Cameron Chatwin, a senior in recreation and sports management from Meza, Arizona shoots a three-pointer against Colorado School of Mines on Jan. 4. Photo taken by Breanna Biorato
The Dixie State University men’s basketball team has its longest road trip of the season ahead of them as they prepare for Metropolitan State University-Denver on Jan. 10 and Chadron State University on Jan. 11.
The Trailblazers are coming off a tough one-point overtime loss to Colorado School of Mines. The final score of 79-80 on Jan. 4 marked the team’s first loss of the season in conference play. The day before, the team celebrated a 75-61 victory against the University of Colorado-Colorado Springs. Head coach Jon Judkins said it is important the team overcomes the long travel it has coming up.
Judkins said: “This is a very important trip. One, we just came off a loss which is tough and two, it’s the longest trip we have all year long. We fly to Denver then we have to drive 4 hours to another game the next night.

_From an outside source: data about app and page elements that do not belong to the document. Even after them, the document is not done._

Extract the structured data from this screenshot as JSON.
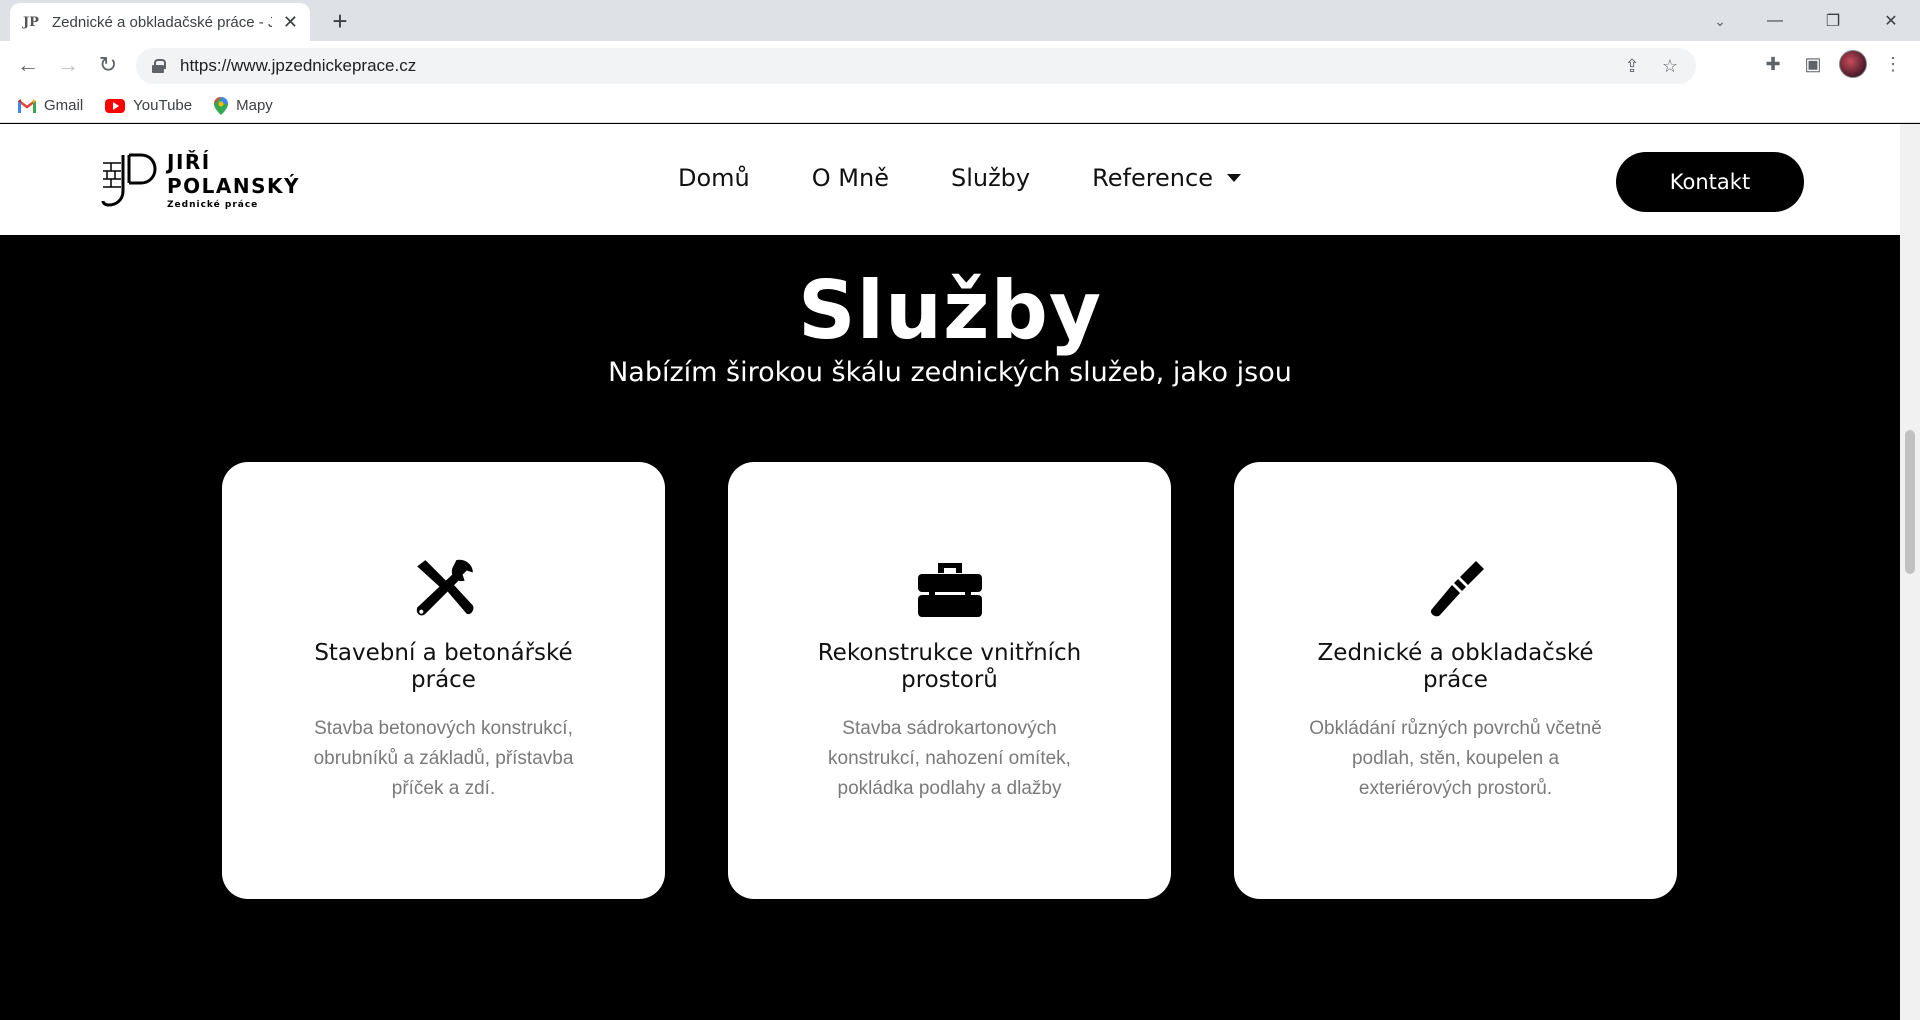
{
  "browser": {
    "tab_title": "Zednické a obkladačské práce - J",
    "url": "https://www.jpzednickeprace.cz",
    "bookmarks": [
      {
        "label": "Gmail",
        "icon": "gmail-icon"
      },
      {
        "label": "YouTube",
        "icon": "youtube-icon"
      },
      {
        "label": "Mapy",
        "icon": "maps-icon"
      }
    ]
  },
  "site": {
    "logo": {
      "mark": "JP",
      "name_line1": "JIŘÍ",
      "name_line2": "POLANSKÝ",
      "tagline": "Zednické práce"
    },
    "nav": [
      "Domů",
      "O Mně",
      "Služby",
      "Reference"
    ],
    "contact_button": "Kontakt"
  },
  "services": {
    "title": "Služby",
    "subtitle": "Nabízím širokou škálu zednických služeb, jako jsou",
    "cards": [
      {
        "icon": "tools-icon",
        "title": "Stavební a betonářské práce",
        "text": "Stavba betonových konstrukcí, obrubníků a základů, přístavba příček a zdí."
      },
      {
        "icon": "toolbox-icon",
        "title": "Rekonstrukce vnitřních prostorů",
        "text": "Stavba sádrokartonových konstrukcí, nahození omítek, pokládka podlahy a dlažby"
      },
      {
        "icon": "screwdriver-icon",
        "title": "Zednické a obkladačské práce",
        "text": "Obkládání různých povrchů včetně podlah, stěn, koupelen a exteriérových prostorů."
      }
    ]
  }
}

It’s the longest trip of the teams we’ve played in our conference.”
Frank Staine, a freshman general studies major from Inglewood, California, said his time playing for DSU has been surreal.
“I feel like I’m dreaming most of the time,” Staine said. “It’s just like everything a college basketball player could think about or want, so I’m just thankful every day that I have the opportunity and I try to make the most of it.”
Dason Youngblood, a junior communication studies major from South Jordan, said the loss taught the team to focus on the little things.
“There are a lot of things we could have done differently that could have changed the game, but it was a fun game so we just gotta focus on the little things,” Youngblood said.
In the game against Colorado Mines, Youngblood racked in 11 points, two assists, two rebounds and three steals. Staine contributed with four rebounds, one assist and one steal. The day before against UCCS, Staine led the team with 20 points, six rebounds, three assists and three steals. Youngblood brought in eight points, five rebounds, four assists and one steal.
Judkins said: “The reason why we’ve done as well as we have this early is because they’re playing together. The two games that we’ve lost is when we stop doing that. We stop sharing the ball [and] we try to maybe do too much ourselves. I don’t think there’s a weak link on our team, so it’s nice to get that ball moving from side to side and if you’re open, then shoot it.”
The Trailblazers said their team’s greatest asset is the strength in its numbers.
“We’re unpredictable; we can’t say who is going to be our high scorer because we always have someone that can step up in any game,” Staine said.
A major challenge every team in the Rocky Mountain Athletic Conference has to face is back to back games.
“It’s a long season and you get worn out,” Judkins said. “I thought Saturday I felt that. I thought we were a little tired playing three games in a week then playing back to back. The back to back stuff is really hard.”
Despite the challenges, DSU holds an 11-2 overall record.
DSU will face MSU-Denver on Jan. 10 in Denver, Colorado, and Chadron on Jan. 11 in Chadron, Nebraska. Both games will be at 7:30 p.m.
Staine said the entire team is eager to bounce back.
“It’ll be a tough test but I think we will be ready. We’ll be hungry to get out there and play two more games,” Youngblood said.
While watching film is a major factor in preparing for an opponent, the Trailblazers said they stay focused on themselves.
“Sometimes you focus too hard on how to stop them and you forget about things you need to work on or what you can hurt them with, so we do both,” Judkins said.